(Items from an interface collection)
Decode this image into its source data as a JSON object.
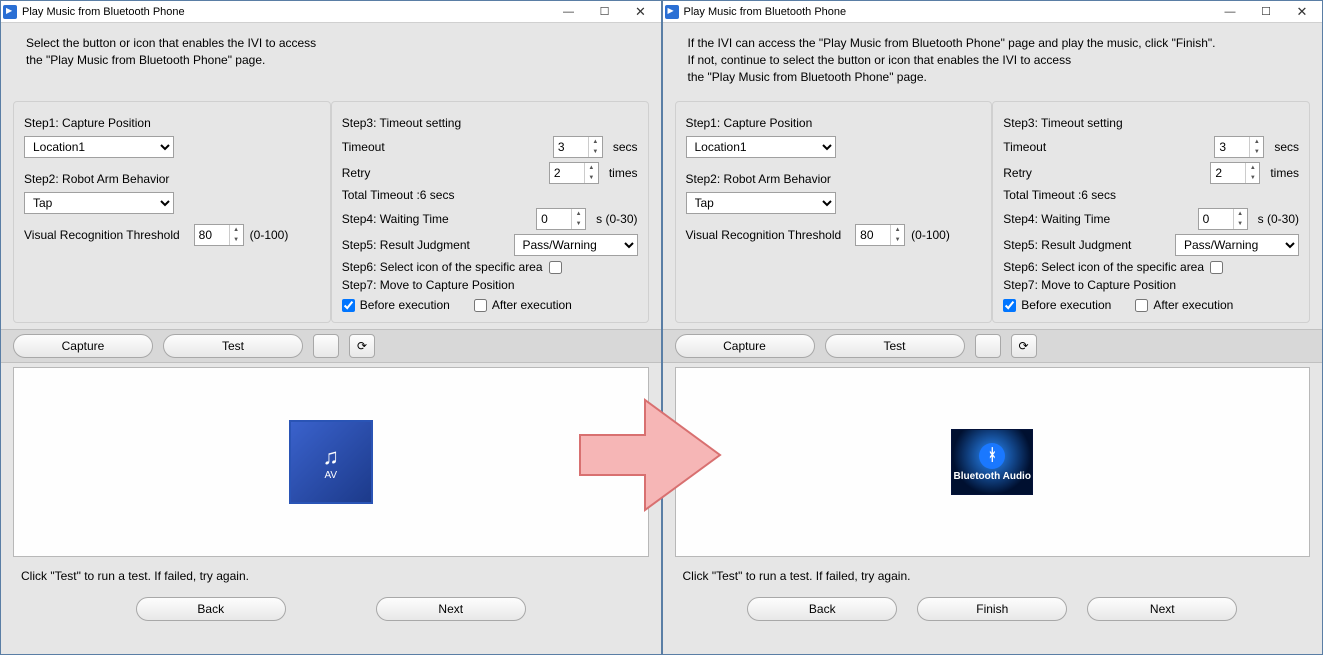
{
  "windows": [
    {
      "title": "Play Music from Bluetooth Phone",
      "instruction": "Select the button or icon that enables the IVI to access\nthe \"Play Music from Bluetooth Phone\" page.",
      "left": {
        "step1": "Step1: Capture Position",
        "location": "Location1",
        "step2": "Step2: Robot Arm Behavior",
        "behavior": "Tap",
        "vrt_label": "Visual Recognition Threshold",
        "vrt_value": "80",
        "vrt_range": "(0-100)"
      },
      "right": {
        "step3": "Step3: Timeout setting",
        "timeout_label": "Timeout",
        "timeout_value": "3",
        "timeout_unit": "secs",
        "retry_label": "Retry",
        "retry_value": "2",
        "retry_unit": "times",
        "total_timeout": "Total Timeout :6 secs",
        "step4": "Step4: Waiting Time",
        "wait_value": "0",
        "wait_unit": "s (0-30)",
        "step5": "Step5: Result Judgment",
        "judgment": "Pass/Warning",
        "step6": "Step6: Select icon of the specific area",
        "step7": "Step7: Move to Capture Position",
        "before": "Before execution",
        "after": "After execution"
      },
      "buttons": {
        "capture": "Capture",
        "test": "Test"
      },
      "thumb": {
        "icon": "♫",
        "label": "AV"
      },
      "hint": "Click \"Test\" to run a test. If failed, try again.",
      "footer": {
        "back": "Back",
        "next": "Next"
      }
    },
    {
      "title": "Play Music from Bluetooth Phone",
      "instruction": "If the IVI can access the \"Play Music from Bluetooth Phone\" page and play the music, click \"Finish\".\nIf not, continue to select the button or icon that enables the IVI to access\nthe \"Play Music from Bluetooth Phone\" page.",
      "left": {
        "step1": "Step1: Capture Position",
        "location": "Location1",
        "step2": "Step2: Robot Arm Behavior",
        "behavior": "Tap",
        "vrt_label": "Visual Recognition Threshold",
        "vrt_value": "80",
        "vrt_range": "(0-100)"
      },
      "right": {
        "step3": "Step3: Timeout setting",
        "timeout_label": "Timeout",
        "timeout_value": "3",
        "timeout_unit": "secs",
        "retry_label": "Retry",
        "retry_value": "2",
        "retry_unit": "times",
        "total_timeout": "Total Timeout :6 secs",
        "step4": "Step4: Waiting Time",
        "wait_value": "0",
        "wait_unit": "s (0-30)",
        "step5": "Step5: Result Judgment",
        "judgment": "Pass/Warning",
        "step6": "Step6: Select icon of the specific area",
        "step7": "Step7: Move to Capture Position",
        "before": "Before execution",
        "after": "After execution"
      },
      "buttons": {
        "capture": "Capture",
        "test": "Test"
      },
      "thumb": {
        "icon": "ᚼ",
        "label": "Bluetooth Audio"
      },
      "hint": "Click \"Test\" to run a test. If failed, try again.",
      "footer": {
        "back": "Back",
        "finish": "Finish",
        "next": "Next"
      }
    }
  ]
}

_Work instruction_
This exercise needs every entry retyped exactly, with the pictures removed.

_Exercise result_
Decode this image into its source data as a JSON object.
{
  "windows": [
    {
      "title": "Play Music from Bluetooth Phone",
      "instruction": "Select the button or icon that enables the IVI to access\nthe \"Play Music from Bluetooth Phone\" page.",
      "left": {
        "step1": "Step1: Capture Position",
        "location": "Location1",
        "step2": "Step2: Robot Arm Behavior",
        "behavior": "Tap",
        "vrt_label": "Visual Recognition Threshold",
        "vrt_value": "80",
        "vrt_range": "(0-100)"
      },
      "right": {
        "step3": "Step3: Timeout setting",
        "timeout_label": "Timeout",
        "timeout_value": "3",
        "timeout_unit": "secs",
        "retry_label": "Retry",
        "retry_value": "2",
        "retry_unit": "times",
        "total_timeout": "Total Timeout :6 secs",
        "step4": "Step4: Waiting Time",
        "wait_value": "0",
        "wait_unit": "s (0-30)",
        "step5": "Step5: Result Judgment",
        "judgment": "Pass/Warning",
        "step6": "Step6: Select icon of the specific area",
        "step7": "Step7: Move to Capture Position",
        "before": "Before execution",
        "after": "After execution"
      },
      "buttons": {
        "capture": "Capture",
        "test": "Test"
      },
      "thumb": {
        "icon": "♫",
        "label": "AV"
      },
      "hint": "Click \"Test\" to run a test. If failed, try again.",
      "footer": {
        "back": "Back",
        "next": "Next"
      }
    },
    {
      "title": "Play Music from Bluetooth Phone",
      "instruction": "If the IVI can access the \"Play Music from Bluetooth Phone\" page and play the music, click \"Finish\".\nIf not, continue to select the button or icon that enables the IVI to access\nthe \"Play Music from Bluetooth Phone\" page.",
      "left": {
        "step1": "Step1: Capture Position",
        "location": "Location1",
        "step2": "Step2: Robot Arm Behavior",
        "behavior": "Tap",
        "vrt_label": "Visual Recognition Threshold",
        "vrt_value": "80",
        "vrt_range": "(0-100)"
      },
      "right": {
        "step3": "Step3: Timeout setting",
        "timeout_label": "Timeout",
        "timeout_value": "3",
        "timeout_unit": "secs",
        "retry_label": "Retry",
        "retry_value": "2",
        "retry_unit": "times",
        "total_timeout": "Total Timeout :6 secs",
        "step4": "Step4: Waiting Time",
        "wait_value": "0",
        "wait_unit": "s (0-30)",
        "step5": "Step5: Result Judgment",
        "judgment": "Pass/Warning",
        "step6": "Step6: Select icon of the specific area",
        "step7": "Step7: Move to Capture Position",
        "before": "Before execution",
        "after": "After execution"
      },
      "buttons": {
        "capture": "Capture",
        "test": "Test"
      },
      "thumb": {
        "icon": "ᚼ",
        "label": "Bluetooth Audio"
      },
      "hint": "Click \"Test\" to run a test. If failed, try again.",
      "footer": {
        "back": "Back",
        "finish": "Finish",
        "next": "Next"
      }
    }
  ]
}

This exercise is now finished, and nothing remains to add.